Development of Flow Reactions
For a review of a monograph by C. Wiles and P. Watts on applications of flow reactors in organic synthesis, see Org. Process. Res. Dev. 2011, 15, 947 (DOI: 10.1021/op200137w). For a review by Klavs S. Jensen of MIT of flow approaches, see Angew. Chem. Int. Ed. 2011, 50, 7502 (DOI: 10.1002/anie.201004637). Hans-René Bjřrsvik of the University of Bergen described (Org. Process. Res. Dev. 2011, 15, 997. DOI: 10.1021/op2000699) a multijet oscillating disc microreactor, and Andreas Schmid of the Technische Universität Dortmund (Adv. Synth. Catal. 2011, 353, 2511. DOI: 10.1002/adsc.201100394) and László Poppe of the Budapest University of Technology and Economics discussed (Adv. Synth. Catal. 2011, 353, 2481. DOI: 10.1002/adsc.201100329) continuous flow reactors for biotransformations.
Gases are readily handled in a flow apparatus. S. Chandrasekhar of the Indian Institute of Chemical Technology, Hyderabad demonstrated (Tetrahedron Lett. 2011, 52, 3865. DOI: 10.1016/j.tetlet.2011.05.042) partial deuteration of 1 to 2, using D2O as the deuterium source. Peter H. Seeberger of the Max Planck Institute of Colloids and Interfaces, Potsdam oxidized (Org. Lett. 2011, 13, 5008. DOI: 10.1021/ol2017643) 3 to 4 with singlet oxygen. Dong-Pyo Kim of Chungnam National University and Robert H. Grubbs of Caltech effected (Org. Lett. 2011, 13, 2398. DOI: 10.1021/ol200634y) ethenolysis of 5 to give 6 and 7. Takashi Takahashi of the Tokyo Institute of Technology showed (Chem. Commun. 2011, 47, 12661. DOI: 10.1039/C1CC15662D) that even phosgene could be handled in a flow system, using it to activate 8 for condensation with benzylamine to give 9.
In the liquid phase, Stephen L. Buchwald of MIT prepared (Angew. Chem.
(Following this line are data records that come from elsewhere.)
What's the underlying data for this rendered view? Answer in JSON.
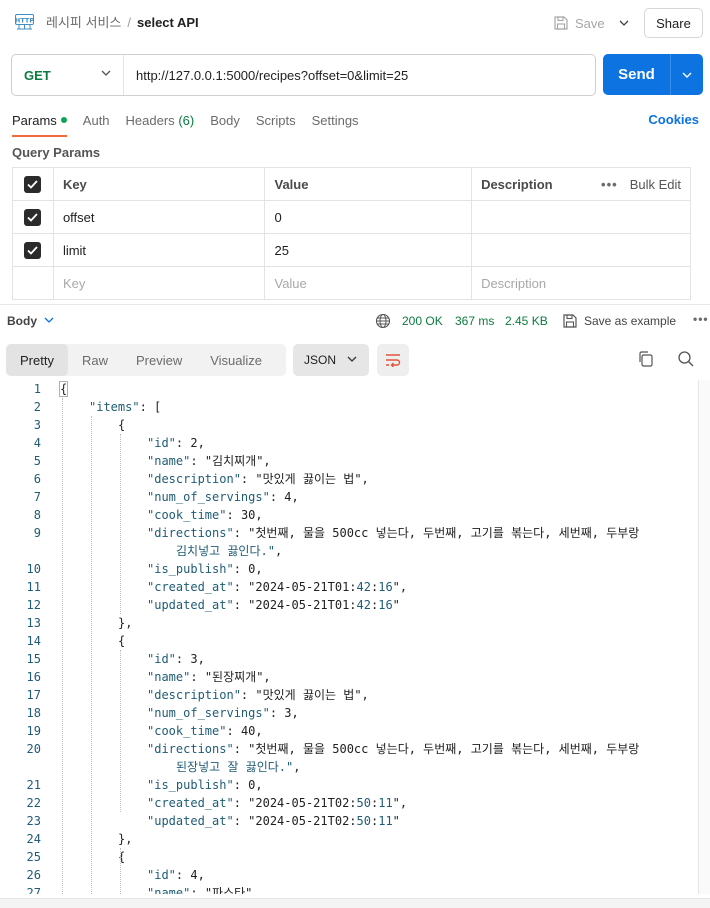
{
  "header": {
    "collection": "레시피 서비스",
    "separator": "/",
    "request_name": "select API",
    "save_label": "Save",
    "share_label": "Share"
  },
  "request": {
    "method": "GET",
    "url": "http://127.0.0.1:5000/recipes?offset=0&limit=25",
    "send_label": "Send"
  },
  "tabs": {
    "params": "Params",
    "auth": "Auth",
    "headers": "Headers",
    "headers_count": "(6)",
    "body": "Body",
    "scripts": "Scripts",
    "settings": "Settings",
    "cookies": "Cookies"
  },
  "query_params": {
    "title": "Query Params",
    "headers": {
      "key": "Key",
      "value": "Value",
      "description": "Description",
      "bulk_edit": "Bulk Edit",
      "more": "•••"
    },
    "rows": [
      {
        "key": "offset",
        "value": "0"
      },
      {
        "key": "limit",
        "value": "25"
      }
    ],
    "placeholder": {
      "key": "Key",
      "value": "Value",
      "description": "Description"
    }
  },
  "response": {
    "body_label": "Body",
    "status": "200 OK",
    "time": "367 ms",
    "size": "2.45 KB",
    "save_example": "Save as example",
    "more": "•••",
    "view_tabs": [
      "Pretty",
      "Raw",
      "Preview",
      "Visualize"
    ],
    "format": "JSON"
  },
  "code_lines": [
    {
      "n": "1",
      "i": 0,
      "t": "{"
    },
    {
      "n": "2",
      "i": 1,
      "t": "\"items\": ["
    },
    {
      "n": "3",
      "i": 2,
      "t": "{"
    },
    {
      "n": "4",
      "i": 3,
      "t": "\"id\": 2,"
    },
    {
      "n": "5",
      "i": 3,
      "t": "\"name\": \"김치찌개\","
    },
    {
      "n": "6",
      "i": 3,
      "t": "\"description\": \"맛있게 끓이는 법\","
    },
    {
      "n": "7",
      "i": 3,
      "t": "\"num_of_servings\": 4,"
    },
    {
      "n": "8",
      "i": 3,
      "t": "\"cook_time\": 30,"
    },
    {
      "n": "9",
      "i": 3,
      "t": "\"directions\": \"첫번째, 물을 500cc 넣는다, 두번째, 고기를 볶는다, 세번째, 두부랑"
    },
    {
      "n": "",
      "i": 4,
      "t": "김치넣고 끓인다.\","
    },
    {
      "n": "10",
      "i": 3,
      "t": "\"is_publish\": 0,"
    },
    {
      "n": "11",
      "i": 3,
      "t": "\"created_at\": \"2024-05-21T01:42:16\","
    },
    {
      "n": "12",
      "i": 3,
      "t": "\"updated_at\": \"2024-05-21T01:42:16\""
    },
    {
      "n": "13",
      "i": 2,
      "t": "},"
    },
    {
      "n": "14",
      "i": 2,
      "t": "{"
    },
    {
      "n": "15",
      "i": 3,
      "t": "\"id\": 3,"
    },
    {
      "n": "16",
      "i": 3,
      "t": "\"name\": \"된장찌개\","
    },
    {
      "n": "17",
      "i": 3,
      "t": "\"description\": \"맛있게 끓이는 법\","
    },
    {
      "n": "18",
      "i": 3,
      "t": "\"num_of_servings\": 3,"
    },
    {
      "n": "19",
      "i": 3,
      "t": "\"cook_time\": 40,"
    },
    {
      "n": "20",
      "i": 3,
      "t": "\"directions\": \"첫번째, 물을 500cc 넣는다, 두번째, 고기를 볶는다, 세번째, 두부랑"
    },
    {
      "n": "",
      "i": 4,
      "t": "된장넣고 잘 끓인다.\","
    },
    {
      "n": "21",
      "i": 3,
      "t": "\"is_publish\": 0,"
    },
    {
      "n": "22",
      "i": 3,
      "t": "\"created_at\": \"2024-05-21T02:50:11\","
    },
    {
      "n": "23",
      "i": 3,
      "t": "\"updated_at\": \"2024-05-21T02:50:11\""
    },
    {
      "n": "24",
      "i": 2,
      "t": "},"
    },
    {
      "n": "25",
      "i": 2,
      "t": "{"
    },
    {
      "n": "26",
      "i": 3,
      "t": "\"id\": 4,"
    },
    {
      "n": "27",
      "i": 3,
      "t": "\"name\": \"파스타\","
    }
  ]
}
Int. Ed. 2011, 50, 8900. DOI: 10.1002/anie.201104652) 11 by the fluorination of 10. Jesús Alcázar of Janssen Pharmaceutical, Toledo, showed (Tetrahedron Lett. 2011, 52, 6058. DOI: 10.1016/j.tetlet.2011.08.144) that a nitrile 12 could be reduced in a flow system to the aldehyde 13.
Mark York of CSIRO prepared (Tetrahedron Lett. 2011, 52, 6267. DOI: 10.1016/j.tetlet.2011.09.083) the furan 16 by condensation of 14 with 15. Floris P. J. T. Rutjes of Radboud University Nijmegen used (Org. Process Res. Dev. 2011, 15, 783. DOI: 10.1021/op100338z) the careful controls of a flow reactor to optimize the exothermic combination of 17 with 18 to give 19.
Professor Buchwald demonstrated (Angew. Chem. Int. Ed. 2011, 50, 10665. DOI: 10.1002/anie.201105223) a flow protocol for the lithiation of 20 with in situ borylation and Pd-catalyzed coupling with 21 to give 22. Juan A. Rincón of Lilly S. A. effected (Org. Process Res. Dev. 2011, 15, 1428. DOI: 10.1021/op200162c) thermal rearrangement of 23 to 24. Matjaž Krajnc of the University of Ljubljana devised (Org. Process Res. Dev. 2011, 15, 817. DOI: 10.1021/op200061j) an aqueous phase transfer procedure for the Wittig condensation of 25 with 26 to give 27.
Although many interesting and potentially useful electrolytic synthetic protocols have been developed, these are only rarely used preparatively because of the expense of the to-scale electrolysis apparatus. Kazuhiro Chiba of the Tokyo University of Agriculture and Technology constructed (Tetrahedron Lett. 2011, 52, 4690. DOI: 10.1016/j.tetlet.2011.07.007) an electrochemical flow apparatus with which he oxidized 28 to the corresponding quinone, that then participated in a Diels-Alder cycloaddition with the diene 29 to give 30.